Give back all of the data, word for word.

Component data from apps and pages

--------------------

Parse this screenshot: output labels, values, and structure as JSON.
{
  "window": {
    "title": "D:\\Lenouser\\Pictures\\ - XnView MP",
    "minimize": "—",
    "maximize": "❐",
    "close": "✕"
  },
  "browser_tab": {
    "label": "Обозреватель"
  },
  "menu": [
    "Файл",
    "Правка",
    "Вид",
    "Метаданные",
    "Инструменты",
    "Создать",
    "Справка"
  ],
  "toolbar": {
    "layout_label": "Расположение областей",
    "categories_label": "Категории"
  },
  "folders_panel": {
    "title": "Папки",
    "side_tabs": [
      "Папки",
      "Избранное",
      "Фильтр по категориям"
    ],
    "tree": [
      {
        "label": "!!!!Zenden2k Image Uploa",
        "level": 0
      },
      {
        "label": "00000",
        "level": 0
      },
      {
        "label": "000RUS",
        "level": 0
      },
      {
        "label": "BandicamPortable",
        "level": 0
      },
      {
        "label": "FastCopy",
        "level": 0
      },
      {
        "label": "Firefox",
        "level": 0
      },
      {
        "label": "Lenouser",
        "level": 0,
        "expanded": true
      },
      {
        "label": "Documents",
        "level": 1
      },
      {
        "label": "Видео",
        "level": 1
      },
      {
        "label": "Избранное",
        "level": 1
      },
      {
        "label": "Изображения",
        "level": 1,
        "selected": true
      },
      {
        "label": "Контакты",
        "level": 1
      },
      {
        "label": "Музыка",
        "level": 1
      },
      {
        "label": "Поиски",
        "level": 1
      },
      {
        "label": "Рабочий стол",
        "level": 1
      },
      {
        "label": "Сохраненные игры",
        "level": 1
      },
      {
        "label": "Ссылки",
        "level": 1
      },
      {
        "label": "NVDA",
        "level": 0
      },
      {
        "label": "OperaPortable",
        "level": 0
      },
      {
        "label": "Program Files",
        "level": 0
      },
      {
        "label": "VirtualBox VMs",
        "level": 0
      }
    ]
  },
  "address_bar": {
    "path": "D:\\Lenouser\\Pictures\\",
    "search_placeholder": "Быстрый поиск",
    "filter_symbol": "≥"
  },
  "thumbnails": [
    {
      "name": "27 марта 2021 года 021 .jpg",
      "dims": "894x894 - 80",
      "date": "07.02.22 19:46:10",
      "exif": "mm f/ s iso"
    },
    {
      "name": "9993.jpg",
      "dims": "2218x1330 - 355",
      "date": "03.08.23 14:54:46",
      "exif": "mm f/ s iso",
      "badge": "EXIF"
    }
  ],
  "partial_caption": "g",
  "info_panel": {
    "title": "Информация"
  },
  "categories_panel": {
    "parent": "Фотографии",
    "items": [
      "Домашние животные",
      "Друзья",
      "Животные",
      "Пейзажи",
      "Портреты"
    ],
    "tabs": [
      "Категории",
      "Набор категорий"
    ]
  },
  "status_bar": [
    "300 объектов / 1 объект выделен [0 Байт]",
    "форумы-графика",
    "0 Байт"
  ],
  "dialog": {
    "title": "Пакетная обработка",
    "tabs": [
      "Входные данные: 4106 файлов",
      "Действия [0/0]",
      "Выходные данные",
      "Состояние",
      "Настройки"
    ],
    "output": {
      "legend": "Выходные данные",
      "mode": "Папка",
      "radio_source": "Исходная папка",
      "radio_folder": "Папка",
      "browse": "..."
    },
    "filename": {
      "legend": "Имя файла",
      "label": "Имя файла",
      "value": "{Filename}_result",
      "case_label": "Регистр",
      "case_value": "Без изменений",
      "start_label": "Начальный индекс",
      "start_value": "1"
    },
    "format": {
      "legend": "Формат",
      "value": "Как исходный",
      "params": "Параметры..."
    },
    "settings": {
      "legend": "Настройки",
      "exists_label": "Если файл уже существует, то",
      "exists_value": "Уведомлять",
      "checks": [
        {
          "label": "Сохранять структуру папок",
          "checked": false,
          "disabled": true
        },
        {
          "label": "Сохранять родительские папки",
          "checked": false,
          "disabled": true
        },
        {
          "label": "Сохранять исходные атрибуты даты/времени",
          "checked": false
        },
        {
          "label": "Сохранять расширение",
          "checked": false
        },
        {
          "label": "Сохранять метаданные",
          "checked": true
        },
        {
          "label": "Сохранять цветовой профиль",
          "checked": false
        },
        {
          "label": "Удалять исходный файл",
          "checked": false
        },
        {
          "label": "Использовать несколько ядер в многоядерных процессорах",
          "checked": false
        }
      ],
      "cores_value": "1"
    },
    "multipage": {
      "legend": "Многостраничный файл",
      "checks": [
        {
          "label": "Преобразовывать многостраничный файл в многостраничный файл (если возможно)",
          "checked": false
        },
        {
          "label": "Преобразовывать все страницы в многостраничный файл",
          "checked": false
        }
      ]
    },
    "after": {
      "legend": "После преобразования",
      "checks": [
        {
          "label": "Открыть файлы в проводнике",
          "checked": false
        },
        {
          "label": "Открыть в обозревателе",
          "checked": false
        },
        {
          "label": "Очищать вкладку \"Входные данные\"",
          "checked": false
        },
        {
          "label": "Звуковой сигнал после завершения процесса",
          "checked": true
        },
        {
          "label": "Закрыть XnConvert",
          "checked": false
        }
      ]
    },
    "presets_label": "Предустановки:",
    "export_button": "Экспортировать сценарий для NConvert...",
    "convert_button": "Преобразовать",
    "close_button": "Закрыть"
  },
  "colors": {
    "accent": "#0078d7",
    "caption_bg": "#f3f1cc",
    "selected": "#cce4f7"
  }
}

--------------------

COMPLETED TASK —
Parse this screenshot: output labels, values, and structure as JSON.
{
  "window": {
    "title": "D:\\Lenouser\\Pictures\\ - XnView MP",
    "minimize": "—",
    "maximize": "❐",
    "close": "✕"
  },
  "browser_tab": {
    "label": "Обозреватель"
  },
  "menu": [
    "Файл",
    "Правка",
    "Вид",
    "Метаданные",
    "Инструменты",
    "Создать",
    "Справка"
  ],
  "toolbar": {
    "layout_label": "Расположение областей",
    "categories_label": "Категории"
  },
  "folders_panel": {
    "title": "Папки",
    "side_tabs": [
      "Папки",
      "Избранное",
      "Фильтр по категориям"
    ],
    "tree": [
      {
        "label": "!!!!Zenden2k Image Uploa",
        "level": 0
      },
      {
        "label": "00000",
        "level": 0
      },
      {
        "label": "000RUS",
        "level": 0
      },
      {
        "label": "BandicamPortable",
        "level": 0
      },
      {
        "label": "FastCopy",
        "level": 0
      },
      {
        "label": "Firefox",
        "level": 0
      },
      {
        "label": "Lenouser",
        "level": 0,
        "expanded": true
      },
      {
        "label": "Documents",
        "level": 1
      },
      {
        "label": "Видео",
        "level": 1
      },
      {
        "label": "Избранное",
        "level": 1
      },
      {
        "label": "Изображения",
        "level": 1,
        "selected": true
      },
      {
        "label": "Контакты",
        "level": 1
      },
      {
        "label": "Музыка",
        "level": 1
      },
      {
        "label": "Поиски",
        "level": 1
      },
      {
        "label": "Рабочий стол",
        "level": 1
      },
      {
        "label": "Сохраненные игры",
        "level": 1
      },
      {
        "label": "Ссылки",
        "level": 1
      },
      {
        "label": "NVDA",
        "level": 0
      },
      {
        "label": "OperaPortable",
        "level": 0
      },
      {
        "label": "Program Files",
        "level": 0
      },
      {
        "label": "VirtualBox VMs",
        "level": 0
      }
    ]
  },
  "address_bar": {
    "path": "D:\\Lenouser\\Pictures\\",
    "search_placeholder": "Быстрый поиск",
    "filter_symbol": "≥"
  },
  "thumbnails": [
    {
      "name": "27 марта 2021 года 021 .jpg",
      "dims": "894x894 - 80",
      "date": "07.02.22 19:46:10",
      "exif": "mm f/ s iso"
    },
    {
      "name": "9993.jpg",
      "dims": "2218x1330 - 355",
      "date": "03.08.23 14:54:46",
      "exif": "mm f/ s iso",
      "badge": "EXIF"
    }
  ],
  "partial_caption": "g",
  "info_panel": {
    "title": "Информация"
  },
  "categories_panel": {
    "parent": "Фотографии",
    "items": [
      "Домашние животные",
      "Друзья",
      "Животные",
      "Пейзажи",
      "Портреты"
    ],
    "tabs": [
      "Категории",
      "Набор категорий"
    ]
  },
  "status_bar": [
    "300 объектов / 1 объект выделен [0 Байт]",
    "форумы-графика",
    "0 Байт"
  ],
  "dialog": {
    "title": "Пакетная обработка",
    "tabs": [
      "Входные данные: 4106 файлов",
      "Действия [0/0]",
      "Выходные данные",
      "Состояние",
      "Настройки"
    ],
    "output": {
      "legend": "Выходные данные",
      "mode": "Папка",
      "radio_source": "Исходная папка",
      "radio_folder": "Папка",
      "browse": "..."
    },
    "filename": {
      "legend": "Имя файла",
      "label": "Имя файла",
      "value": "{Filename}_result",
      "case_label": "Регистр",
      "case_value": "Без изменений",
      "start_label": "Начальный индекс",
      "start_value": "1"
    },
    "format": {
      "legend": "Формат",
      "value": "Как исходный",
      "params": "Параметры..."
    },
    "settings": {
      "legend": "Настройки",
      "exists_label": "Если файл уже существует, то",
      "exists_value": "Уведомлять",
      "checks": [
        {
          "label": "Сохранять структуру папок",
          "checked": false,
          "disabled": true
        },
        {
          "label": "Сохранять родительские папки",
          "checked": false,
          "disabled": true
        },
        {
          "label": "Сохранять исходные атрибуты даты/времени",
          "checked": false
        },
        {
          "label": "Сохранять расширение",
          "checked": false
        },
        {
          "label": "Сохранять метаданные",
          "checked": true
        },
        {
          "label": "Сохранять цветовой профиль",
          "checked": false
        },
        {
          "label": "Удалять исходный файл",
          "checked": false
        },
        {
          "label": "Использовать несколько ядер в многоядерных процессорах",
          "checked": false
        }
      ],
      "cores_value": "1"
    },
    "multipage": {
      "legend": "Многостраничный файл",
      "checks": [
        {
          "label": "Преобразовывать многостраничный файл в многостраничный файл (если возможно)",
          "checked": false
        },
        {
          "label": "Преобразовывать все страницы в многостраничный файл",
          "checked": false
        }
      ]
    },
    "after": {
      "legend": "После преобразования",
      "checks": [
        {
          "label": "Открыть файлы в проводнике",
          "checked": false
        },
        {
          "label": "Открыть в обозревателе",
          "checked": false
        },
        {
          "label": "Очищать вкладку \"Входные данные\"",
          "checked": false
        },
        {
          "label": "Звуковой сигнал после завершения процесса",
          "checked": true
        },
        {
          "label": "Закрыть XnConvert",
          "checked": false
        }
      ]
    },
    "presets_label": "Предустановки:",
    "export_button": "Экспортировать сценарий для NConvert...",
    "convert_button": "Преобразовать",
    "close_button": "Закрыть"
  },
  "colors": {
    "accent": "#0078d7",
    "caption_bg": "#f3f1cc",
    "selected": "#cce4f7"
  }
}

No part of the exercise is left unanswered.